• [What you should do] Quote the lines from the line holding "Decode this image" to the very end of the listing, exactly, and no others.

• [Task data]
============================================================

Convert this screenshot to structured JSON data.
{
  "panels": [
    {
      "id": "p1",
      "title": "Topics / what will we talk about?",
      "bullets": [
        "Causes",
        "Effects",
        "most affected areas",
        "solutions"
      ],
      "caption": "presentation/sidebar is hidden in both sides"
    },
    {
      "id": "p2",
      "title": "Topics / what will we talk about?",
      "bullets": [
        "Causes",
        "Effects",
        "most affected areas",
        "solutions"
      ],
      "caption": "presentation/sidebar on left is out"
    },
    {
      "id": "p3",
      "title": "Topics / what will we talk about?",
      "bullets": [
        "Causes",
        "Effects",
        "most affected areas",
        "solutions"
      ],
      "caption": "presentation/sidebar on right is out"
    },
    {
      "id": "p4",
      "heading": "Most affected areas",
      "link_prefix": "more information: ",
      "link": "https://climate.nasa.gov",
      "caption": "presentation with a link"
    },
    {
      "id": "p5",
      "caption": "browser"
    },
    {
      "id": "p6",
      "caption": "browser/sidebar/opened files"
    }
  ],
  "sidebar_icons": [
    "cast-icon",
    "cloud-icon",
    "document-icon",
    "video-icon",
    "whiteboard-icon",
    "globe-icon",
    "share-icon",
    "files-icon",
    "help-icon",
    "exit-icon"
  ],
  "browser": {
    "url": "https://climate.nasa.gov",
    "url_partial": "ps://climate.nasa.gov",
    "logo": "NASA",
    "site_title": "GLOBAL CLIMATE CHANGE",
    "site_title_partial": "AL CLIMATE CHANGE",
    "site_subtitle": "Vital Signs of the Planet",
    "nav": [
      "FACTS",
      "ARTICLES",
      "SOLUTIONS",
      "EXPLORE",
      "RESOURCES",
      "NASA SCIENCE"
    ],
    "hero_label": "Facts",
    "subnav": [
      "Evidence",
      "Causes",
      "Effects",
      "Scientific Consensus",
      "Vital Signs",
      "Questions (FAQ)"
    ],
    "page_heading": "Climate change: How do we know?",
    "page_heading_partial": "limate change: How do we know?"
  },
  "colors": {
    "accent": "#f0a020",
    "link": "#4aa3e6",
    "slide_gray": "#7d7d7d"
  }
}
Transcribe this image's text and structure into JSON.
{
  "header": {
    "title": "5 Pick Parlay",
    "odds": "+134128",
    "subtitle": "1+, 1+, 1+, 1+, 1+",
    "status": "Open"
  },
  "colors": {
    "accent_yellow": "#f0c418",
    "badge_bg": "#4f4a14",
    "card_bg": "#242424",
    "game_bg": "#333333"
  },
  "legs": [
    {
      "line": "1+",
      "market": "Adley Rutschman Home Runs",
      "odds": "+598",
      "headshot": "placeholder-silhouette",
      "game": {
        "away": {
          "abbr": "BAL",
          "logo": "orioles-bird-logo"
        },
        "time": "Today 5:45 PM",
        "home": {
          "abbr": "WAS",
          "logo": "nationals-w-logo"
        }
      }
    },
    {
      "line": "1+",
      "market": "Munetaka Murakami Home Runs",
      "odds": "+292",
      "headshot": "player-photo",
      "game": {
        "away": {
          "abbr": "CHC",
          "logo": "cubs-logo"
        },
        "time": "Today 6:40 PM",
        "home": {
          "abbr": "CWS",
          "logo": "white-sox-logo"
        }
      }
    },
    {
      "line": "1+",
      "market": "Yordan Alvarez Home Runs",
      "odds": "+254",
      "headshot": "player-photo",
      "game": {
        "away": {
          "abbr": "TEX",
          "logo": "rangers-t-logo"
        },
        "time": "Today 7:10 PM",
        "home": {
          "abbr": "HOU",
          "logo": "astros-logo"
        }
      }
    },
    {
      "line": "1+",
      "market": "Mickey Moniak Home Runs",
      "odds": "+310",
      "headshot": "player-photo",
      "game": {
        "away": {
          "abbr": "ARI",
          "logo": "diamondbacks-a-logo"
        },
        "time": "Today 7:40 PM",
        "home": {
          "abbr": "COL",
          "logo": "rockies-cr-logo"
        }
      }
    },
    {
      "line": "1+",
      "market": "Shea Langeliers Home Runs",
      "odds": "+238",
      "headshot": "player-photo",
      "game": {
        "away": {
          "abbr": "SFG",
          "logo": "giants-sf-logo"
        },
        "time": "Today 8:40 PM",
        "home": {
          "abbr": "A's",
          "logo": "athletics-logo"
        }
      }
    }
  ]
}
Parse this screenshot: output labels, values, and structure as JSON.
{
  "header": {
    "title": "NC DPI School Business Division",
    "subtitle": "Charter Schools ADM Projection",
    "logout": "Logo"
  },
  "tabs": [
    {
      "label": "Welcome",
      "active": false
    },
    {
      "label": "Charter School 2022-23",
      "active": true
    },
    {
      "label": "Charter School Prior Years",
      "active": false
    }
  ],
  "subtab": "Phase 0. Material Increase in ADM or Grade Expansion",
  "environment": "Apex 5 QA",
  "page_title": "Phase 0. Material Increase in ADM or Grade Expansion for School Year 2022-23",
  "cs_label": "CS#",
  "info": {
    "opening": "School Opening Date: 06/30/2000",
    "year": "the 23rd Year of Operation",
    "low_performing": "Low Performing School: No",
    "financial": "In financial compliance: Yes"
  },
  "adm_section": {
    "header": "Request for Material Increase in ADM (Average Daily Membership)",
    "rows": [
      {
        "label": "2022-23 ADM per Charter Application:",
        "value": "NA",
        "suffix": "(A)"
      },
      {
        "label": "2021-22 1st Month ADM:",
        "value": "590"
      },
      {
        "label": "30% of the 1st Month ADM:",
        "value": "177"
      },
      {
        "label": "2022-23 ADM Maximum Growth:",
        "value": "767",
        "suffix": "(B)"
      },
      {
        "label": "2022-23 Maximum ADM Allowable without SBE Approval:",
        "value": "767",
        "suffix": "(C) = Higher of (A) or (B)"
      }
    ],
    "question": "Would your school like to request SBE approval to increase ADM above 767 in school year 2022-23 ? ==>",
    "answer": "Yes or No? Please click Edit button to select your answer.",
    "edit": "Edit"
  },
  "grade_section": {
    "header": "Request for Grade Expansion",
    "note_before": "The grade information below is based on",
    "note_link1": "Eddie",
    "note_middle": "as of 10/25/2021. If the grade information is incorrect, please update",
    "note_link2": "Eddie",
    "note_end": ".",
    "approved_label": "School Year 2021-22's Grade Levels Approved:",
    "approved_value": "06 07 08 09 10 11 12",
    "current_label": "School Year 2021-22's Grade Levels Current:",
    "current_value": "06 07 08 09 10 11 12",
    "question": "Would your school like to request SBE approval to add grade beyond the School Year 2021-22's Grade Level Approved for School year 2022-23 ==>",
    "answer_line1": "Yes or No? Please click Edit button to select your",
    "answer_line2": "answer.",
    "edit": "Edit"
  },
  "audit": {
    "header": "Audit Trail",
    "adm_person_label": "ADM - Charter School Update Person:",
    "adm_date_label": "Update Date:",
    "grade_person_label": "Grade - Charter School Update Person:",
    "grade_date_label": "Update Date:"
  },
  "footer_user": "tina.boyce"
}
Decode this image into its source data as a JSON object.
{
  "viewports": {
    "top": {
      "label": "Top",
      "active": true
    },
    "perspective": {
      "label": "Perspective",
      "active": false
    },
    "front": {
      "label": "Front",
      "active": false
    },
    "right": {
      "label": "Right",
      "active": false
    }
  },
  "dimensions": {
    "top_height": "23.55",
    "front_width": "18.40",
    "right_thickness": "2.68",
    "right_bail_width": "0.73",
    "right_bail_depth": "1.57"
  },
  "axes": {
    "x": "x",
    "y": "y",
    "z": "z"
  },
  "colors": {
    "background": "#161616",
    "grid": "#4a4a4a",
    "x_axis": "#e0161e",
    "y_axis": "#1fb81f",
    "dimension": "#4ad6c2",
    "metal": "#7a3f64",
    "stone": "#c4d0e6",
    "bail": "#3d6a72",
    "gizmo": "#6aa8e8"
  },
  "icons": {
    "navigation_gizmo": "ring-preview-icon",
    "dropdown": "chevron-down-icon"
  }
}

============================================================

• [Answer for the task]
Decode this image into its source data as a JSON object.
{
  "viewports": {
    "top": {
      "label": "Top",
      "active": true
    },
    "perspective": {
      "label": "Perspective",
      "active": false
    },
    "front": {
      "label": "Front",
      "active": false
    },
    "right": {
      "label": "Right",
      "active": false
    }
  },
  "dimensions": {
    "top_height": "23.55",
    "front_width": "18.40",
    "right_thickness": "2.68",
    "right_bail_width": "0.73",
    "right_bail_depth": "1.57"
  },
  "axes": {
    "x": "x",
    "y": "y",
    "z": "z"
  },
  "colors": {
    "background": "#161616",
    "grid": "#4a4a4a",
    "x_axis": "#e0161e",
    "y_axis": "#1fb81f",
    "dimension": "#4ad6c2",
    "metal": "#7a3f64",
    "stone": "#c4d0e6",
    "bail": "#3d6a72",
    "gizmo": "#6aa8e8"
  },
  "icons": {
    "navigation_gizmo": "ring-preview-icon",
    "dropdown": "chevron-down-icon"
  }
}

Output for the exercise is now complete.